To try to minimize the stress levels and keep more money in your bank accounts I have 5 Tips to help minimize your debt during the holiday season.
- Buy your gifts all year round. Instead of trying to cram all of your gift buying into a short period of time, buy gifts throughout the year. This way you can budget how much you spend, reduce levels of anxiety and minimize the emotional spending due to last minute shopping. In fact, if you are one that uses credit cards to make purchases, early buying will allow you to have paid off the credit card debt before Christmas arrives, therefore you won’t have to go into the New Year with huge amounts of holiday debt. Remember, stores have great sales throughout the year and you have the opportunity to get great deals on clearance items that can save you upwards of 60% off retail pricing. Use these intra-year sales to your advantage.
- Treat credit cards like money. DON’T spend more on credit cards than you can afford as if you only had cash. Credit cards have interest rates that compiles on a daily bases. So that item you bought originally at a deep discounted price during these flash holiday sales can end up costing you more if you don’t pay it off in the credit card grace period. In fact that $9.99 item you put on the credit card could end up costing you $24.40; that is 144% more than the sale price of the item. Put simply like this, if the item retailed for $12.99 but you bought it on sale for $9.99 and paid for it with your credit card that has a 12% interest rate that took you 12 months to pay off, you would have paid $24.40 for the item on sale rather than $12.99 if you would have just paid full retail value with cash.
- Be realistic in your giving. Everyone does not have disposable income to buy gifts for everyone they would like to, so this is where you can become innovative in your gift giving. Instead of spending money on gifts you can’t afford, buy supplies to make crafts, cards or even jewelry. Buying bulk supplies can save you a lot of money because it’s possible to make 8-10 gifts from a simple $50 raw material purchase. That can turn into huge savings versus trying to buy store bought items that can easily cost you $50 for one gift. In reality, many people will appreciate more the thoughtfulness you put into the custom made gift.

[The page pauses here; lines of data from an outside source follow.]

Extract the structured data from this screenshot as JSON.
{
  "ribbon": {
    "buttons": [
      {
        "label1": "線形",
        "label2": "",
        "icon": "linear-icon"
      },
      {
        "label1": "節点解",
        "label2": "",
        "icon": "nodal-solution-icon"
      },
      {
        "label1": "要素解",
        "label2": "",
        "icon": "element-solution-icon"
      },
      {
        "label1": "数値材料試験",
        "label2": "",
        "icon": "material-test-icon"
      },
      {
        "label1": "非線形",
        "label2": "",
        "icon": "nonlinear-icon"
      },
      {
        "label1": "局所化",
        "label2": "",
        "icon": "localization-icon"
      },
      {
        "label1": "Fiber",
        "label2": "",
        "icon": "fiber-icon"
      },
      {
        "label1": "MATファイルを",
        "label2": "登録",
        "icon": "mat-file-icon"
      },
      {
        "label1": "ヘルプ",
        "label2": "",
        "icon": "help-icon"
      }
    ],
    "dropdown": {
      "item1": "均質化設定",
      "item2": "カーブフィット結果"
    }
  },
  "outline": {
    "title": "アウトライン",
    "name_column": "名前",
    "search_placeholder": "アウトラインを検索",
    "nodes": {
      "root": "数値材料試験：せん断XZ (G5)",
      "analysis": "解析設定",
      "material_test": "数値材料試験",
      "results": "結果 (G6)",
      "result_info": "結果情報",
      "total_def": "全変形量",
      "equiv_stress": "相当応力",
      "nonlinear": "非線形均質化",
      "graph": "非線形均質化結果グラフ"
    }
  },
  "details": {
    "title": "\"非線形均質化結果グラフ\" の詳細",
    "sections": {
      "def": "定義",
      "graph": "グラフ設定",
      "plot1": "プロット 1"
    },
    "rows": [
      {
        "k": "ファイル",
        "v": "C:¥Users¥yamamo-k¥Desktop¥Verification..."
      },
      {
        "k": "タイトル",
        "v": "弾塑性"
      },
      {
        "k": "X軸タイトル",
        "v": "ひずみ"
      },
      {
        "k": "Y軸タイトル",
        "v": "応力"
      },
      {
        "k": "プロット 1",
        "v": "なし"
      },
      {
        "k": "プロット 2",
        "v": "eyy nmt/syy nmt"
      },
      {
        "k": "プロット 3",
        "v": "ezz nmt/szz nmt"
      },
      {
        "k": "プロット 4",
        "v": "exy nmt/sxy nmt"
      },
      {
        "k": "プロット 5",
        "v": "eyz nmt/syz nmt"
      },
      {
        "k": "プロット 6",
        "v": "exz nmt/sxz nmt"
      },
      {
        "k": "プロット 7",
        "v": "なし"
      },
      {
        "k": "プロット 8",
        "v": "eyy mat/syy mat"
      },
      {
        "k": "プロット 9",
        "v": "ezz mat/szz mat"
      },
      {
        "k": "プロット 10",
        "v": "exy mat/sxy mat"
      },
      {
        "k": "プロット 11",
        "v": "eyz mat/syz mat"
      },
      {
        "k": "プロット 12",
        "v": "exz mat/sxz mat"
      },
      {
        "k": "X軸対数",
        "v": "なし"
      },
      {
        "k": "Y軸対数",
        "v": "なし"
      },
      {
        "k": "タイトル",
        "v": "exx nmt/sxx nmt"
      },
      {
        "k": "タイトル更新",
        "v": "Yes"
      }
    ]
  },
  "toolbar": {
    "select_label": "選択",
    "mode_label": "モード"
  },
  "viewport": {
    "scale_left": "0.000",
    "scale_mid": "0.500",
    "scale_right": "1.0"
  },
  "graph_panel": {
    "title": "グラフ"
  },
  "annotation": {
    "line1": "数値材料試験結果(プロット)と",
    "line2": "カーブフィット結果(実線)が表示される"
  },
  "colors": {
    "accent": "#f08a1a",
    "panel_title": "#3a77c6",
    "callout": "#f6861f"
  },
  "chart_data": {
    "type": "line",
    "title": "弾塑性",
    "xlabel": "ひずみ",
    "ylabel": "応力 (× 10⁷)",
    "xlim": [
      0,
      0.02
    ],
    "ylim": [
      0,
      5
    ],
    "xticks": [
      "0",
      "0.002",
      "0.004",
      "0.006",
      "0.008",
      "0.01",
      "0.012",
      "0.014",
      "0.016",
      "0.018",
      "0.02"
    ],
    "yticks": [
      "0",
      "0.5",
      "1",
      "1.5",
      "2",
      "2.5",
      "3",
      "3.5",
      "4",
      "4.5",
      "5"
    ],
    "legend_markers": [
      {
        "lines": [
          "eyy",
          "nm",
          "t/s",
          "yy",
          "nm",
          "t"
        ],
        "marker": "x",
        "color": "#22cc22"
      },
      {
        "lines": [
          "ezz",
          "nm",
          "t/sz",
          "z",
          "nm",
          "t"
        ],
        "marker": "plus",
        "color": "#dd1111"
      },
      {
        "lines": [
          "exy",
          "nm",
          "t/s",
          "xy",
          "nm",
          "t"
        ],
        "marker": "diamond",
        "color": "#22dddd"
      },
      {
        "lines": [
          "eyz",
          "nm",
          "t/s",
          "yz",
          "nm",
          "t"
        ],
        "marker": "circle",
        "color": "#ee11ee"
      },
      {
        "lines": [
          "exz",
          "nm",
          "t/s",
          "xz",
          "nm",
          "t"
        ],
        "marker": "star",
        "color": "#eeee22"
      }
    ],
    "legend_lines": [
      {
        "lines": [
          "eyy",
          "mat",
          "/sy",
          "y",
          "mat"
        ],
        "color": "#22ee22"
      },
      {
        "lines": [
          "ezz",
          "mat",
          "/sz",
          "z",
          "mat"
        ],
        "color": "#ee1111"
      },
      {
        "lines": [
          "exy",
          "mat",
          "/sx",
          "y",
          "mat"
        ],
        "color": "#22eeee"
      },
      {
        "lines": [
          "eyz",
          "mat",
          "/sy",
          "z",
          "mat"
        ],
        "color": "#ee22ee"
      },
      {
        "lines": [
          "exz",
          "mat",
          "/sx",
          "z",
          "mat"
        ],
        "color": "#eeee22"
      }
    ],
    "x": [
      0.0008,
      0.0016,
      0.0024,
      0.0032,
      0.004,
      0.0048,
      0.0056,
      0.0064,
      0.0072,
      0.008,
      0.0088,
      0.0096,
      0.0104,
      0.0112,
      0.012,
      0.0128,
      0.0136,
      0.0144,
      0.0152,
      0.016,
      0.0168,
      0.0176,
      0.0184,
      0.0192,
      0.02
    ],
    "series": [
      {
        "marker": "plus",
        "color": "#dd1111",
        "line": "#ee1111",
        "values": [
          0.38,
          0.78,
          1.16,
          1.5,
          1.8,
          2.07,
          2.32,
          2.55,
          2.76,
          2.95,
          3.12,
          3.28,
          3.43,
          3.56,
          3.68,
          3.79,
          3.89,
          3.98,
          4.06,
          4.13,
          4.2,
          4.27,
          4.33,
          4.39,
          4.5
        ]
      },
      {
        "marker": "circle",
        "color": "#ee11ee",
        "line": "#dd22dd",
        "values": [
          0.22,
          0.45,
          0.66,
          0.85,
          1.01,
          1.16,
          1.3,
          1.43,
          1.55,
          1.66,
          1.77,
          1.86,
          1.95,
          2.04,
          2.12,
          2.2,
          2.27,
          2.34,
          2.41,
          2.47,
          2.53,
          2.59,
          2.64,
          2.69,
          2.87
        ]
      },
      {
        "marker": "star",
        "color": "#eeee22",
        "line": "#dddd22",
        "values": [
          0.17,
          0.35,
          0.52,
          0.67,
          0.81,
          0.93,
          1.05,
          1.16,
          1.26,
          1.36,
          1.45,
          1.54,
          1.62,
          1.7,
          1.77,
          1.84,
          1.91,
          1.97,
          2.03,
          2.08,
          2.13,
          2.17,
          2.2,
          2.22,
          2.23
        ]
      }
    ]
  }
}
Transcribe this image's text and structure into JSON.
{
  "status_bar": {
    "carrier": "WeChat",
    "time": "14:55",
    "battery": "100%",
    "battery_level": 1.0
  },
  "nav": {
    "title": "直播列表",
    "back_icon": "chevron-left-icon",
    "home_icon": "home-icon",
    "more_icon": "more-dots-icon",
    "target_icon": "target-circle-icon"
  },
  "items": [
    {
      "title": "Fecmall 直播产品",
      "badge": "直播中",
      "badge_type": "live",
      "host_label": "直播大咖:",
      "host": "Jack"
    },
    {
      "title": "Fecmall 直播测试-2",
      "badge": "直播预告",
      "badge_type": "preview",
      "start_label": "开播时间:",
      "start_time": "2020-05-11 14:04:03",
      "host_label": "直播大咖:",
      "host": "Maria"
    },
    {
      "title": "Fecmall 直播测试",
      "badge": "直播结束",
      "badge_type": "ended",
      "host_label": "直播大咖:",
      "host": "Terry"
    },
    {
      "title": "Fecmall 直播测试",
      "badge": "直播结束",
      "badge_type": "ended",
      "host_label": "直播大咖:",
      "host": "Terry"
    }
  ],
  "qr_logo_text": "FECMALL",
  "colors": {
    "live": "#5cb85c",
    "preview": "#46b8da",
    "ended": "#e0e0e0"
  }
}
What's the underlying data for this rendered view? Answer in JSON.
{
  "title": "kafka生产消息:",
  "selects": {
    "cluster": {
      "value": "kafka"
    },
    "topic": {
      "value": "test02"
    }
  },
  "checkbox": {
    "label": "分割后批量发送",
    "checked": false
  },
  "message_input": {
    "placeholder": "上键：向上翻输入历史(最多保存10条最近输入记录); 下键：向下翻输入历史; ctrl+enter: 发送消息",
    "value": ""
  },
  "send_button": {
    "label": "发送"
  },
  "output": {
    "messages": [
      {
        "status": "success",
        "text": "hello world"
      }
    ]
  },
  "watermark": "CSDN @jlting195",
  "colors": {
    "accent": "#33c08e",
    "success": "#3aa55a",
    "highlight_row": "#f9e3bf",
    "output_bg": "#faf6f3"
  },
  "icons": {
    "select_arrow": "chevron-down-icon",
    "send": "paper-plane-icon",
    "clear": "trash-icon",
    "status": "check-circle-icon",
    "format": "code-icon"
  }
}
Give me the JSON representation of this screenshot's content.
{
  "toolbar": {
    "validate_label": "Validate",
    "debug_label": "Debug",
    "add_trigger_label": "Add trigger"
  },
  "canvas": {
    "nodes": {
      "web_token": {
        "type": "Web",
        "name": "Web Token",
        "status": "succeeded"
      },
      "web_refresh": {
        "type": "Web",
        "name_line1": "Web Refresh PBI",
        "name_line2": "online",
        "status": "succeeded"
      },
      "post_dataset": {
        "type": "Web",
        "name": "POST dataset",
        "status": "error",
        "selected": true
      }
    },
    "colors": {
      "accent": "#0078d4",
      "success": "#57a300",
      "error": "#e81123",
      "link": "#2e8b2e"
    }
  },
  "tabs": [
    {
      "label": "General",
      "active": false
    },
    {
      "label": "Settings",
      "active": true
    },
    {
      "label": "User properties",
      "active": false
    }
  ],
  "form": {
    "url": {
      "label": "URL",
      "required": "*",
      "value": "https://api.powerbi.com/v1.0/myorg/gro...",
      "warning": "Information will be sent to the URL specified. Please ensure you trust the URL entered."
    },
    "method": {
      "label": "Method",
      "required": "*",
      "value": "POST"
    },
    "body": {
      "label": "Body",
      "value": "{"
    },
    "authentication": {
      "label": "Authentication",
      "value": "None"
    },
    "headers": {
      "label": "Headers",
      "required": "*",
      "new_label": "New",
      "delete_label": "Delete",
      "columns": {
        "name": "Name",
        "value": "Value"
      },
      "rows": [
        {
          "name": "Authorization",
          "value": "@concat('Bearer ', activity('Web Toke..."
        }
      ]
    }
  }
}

- Take advantage of cash back or point reward programs. Many stores and credit cards offer loyalty points or cash bonuses on your previous purchases. Accumulate those points throughout the year and use them to purchase holiday gifts. This can be a huge savings especially if you are buying large items during the year. For instance, the Best Buy reward program allows you to bank points for buying any item in the store. Buying a washer and dryer set can easily give you reward points of $60-100, add that to other purchases throughout the year and by November you could have earned more than $200 in loyalty points. That can translate to several gifts on your shopping list without having to spend any extra money.
- Give yourself a spending limit. Before you step out the door to any store to buy gifts, create yourself a spending limit based on your financial ability and stick to it. It will take discipline, however, if you know ahead of time that your limit for ALL gifts are $500, make sure that all the gifts you buy amounts to $500 or less. Being armed with a spending limit will give you truth in your spending and reduce the possibility of having a spending melee.
Financial responsibility during the holiday season is very important to your stress levels, happiness and ability to enjoy your love ones during this time. The worst thing we can do to ourselves is enter into a new year with debt and stress that will be difficult to manage over the next year. So give yourself the first gift, a gift of holiday spending responsibility.